When the creators of Community managed to snag Ken Jeong for an extended run just before the season started I’m sure they were thrilled. After all, life’s tough for a new show, especially one on NBC, a network known for its long-term outlook and business savvy* (*joke). Jeong was a made-man in the Apatow clique and coming off a hysterical (and nude) appearance in The Hangover. Plus, he was a medical doctor who was so funny he transitioned full time into comedy! Now, after a year of his super-broad grandstanding as Señor Chang, I think it needs to be said: As a comedian, Jeong makes an excellent doctor.
Look, we like the guy fine! His cameos in Knocked Up and especially last season on Party Down have proven that he can be gangbusters, provided he’s used correctly. Which is to say: in the role of an asshole, in bursts as short as he is. When he outstays his welcome, the humor that starts as awkward ... stays awkward. And not awkward in the the “don’t worry, honey, you’ll grow out of it” way, either. We’ve actually thought Community seemed to figure this out as the season progressed — using Jeong either for quick-cuts and one-liners (his snatching of a box of chicken in “Contemporary American Poultry”) or for balls-out bananas showcases like his Chow-Yun Fat with a paint-cannon masterpiece last week. It seemed clear (to us?) that Jeong was a reliable bench guy and guest star, not someone you build a team around, and it wouldn’t have surprised anyone if this week’s ep — in which it was established that Chang wasn’t a real teacher, just a frustrated key-tar player who scribbled some Spanish phrases off of Sesame Street and was, in fact, often teaching them Klingon — served as his swan song. But au contraire! (Sorry, that’s French.)
Before we continue with the complaints, let’s focus on the good. Which was: our cramming protagonists! The stress of the approaching final allowed us to spend some quality, zinger-based time with the gang: “Alert nerd!” The Avatar “situation”! The crickets after Spanish 103 is revealed to be at six in the morning! We found this familiar, jokey patter almost as calming as the antelope-murder soundtrack the dean was piping through the speakers — especially after a few weeks of inspired, over-the-top genre parody. Speaking of film parodies, we actually loved Troy’s reverse Good Will Hunting. Everything from the initial fake-out (when he approaches the “unsolvable” math problem on the blackboard, considers it, then steals the chalk) to his impassioned speech to (hey! it’s!) Jerry Minor about how he believes in learning so that one day he, too, can have a student loan, grind his own coffee, and “understand HBO.” All good!
But we were let down by the twist of Chang at the end: that instead of shuffling off to a lucrative career jumping out of things naked in increasingly disappointing Hangover sequels, he’ll instead be enrolling as a student at Greendale. Which means: more opportunities for him to interact with the cast. Which means: eh. Our core study group has really found their comic rhythm heading into season two and interlopers should be viewed as suspiciously as Jack Black’s character was when he, uh, interloped.
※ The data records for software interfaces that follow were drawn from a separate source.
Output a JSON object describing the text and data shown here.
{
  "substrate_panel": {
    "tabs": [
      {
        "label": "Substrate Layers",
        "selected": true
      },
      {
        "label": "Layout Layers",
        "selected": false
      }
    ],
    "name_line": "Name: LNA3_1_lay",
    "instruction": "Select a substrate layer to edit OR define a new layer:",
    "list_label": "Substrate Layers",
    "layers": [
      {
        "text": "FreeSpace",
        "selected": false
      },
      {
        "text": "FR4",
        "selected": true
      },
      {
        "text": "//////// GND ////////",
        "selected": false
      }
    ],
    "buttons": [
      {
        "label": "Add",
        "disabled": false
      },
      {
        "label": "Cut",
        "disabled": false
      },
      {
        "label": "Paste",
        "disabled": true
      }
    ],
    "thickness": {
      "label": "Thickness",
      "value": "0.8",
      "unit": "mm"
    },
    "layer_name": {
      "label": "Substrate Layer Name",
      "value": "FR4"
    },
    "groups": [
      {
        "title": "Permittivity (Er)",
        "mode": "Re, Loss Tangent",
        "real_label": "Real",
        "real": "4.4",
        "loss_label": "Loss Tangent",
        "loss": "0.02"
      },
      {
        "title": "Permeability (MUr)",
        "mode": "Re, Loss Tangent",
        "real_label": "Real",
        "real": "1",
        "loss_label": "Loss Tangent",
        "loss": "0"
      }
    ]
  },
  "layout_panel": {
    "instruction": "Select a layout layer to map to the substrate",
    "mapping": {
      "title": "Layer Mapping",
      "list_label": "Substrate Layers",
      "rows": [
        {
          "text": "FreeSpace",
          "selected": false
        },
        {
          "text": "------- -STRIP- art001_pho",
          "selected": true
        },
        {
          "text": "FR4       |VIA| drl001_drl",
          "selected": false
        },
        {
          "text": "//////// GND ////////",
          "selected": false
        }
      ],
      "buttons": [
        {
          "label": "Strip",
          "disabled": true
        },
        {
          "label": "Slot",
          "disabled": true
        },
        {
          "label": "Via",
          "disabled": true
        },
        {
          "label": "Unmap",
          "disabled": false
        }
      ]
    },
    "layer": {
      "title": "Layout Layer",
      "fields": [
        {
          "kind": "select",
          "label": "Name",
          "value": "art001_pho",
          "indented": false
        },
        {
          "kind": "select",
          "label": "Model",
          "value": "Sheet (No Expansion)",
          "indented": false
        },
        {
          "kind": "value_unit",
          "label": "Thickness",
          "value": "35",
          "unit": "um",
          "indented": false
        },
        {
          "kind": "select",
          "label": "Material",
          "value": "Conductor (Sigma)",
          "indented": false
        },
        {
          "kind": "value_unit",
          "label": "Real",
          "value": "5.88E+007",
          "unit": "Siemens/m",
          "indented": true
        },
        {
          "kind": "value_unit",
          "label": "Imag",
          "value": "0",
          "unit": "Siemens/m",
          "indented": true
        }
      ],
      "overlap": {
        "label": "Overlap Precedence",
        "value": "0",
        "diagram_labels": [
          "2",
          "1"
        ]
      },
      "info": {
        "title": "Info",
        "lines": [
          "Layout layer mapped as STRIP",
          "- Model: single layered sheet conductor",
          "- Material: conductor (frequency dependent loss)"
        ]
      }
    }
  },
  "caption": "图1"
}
We can only hope the writers realize that Chang, like a well-played keytar solo, is best used judiciously.
But the bigger picture: There’s only one episode left! You’ll excuse us if we cover our eyes and think of Paul Giamatti in order to mask the tears.
At the AV Club, Todd VanDerWerff thinks the show avoided a letdown after last week by taking a “hard left into the master plot.”
Alan Sepinwall noticed the episode’s quick nod to the genius of Fletch!
At EW, Sandra Gonzalez found the show back in “normal form.” Which she likes!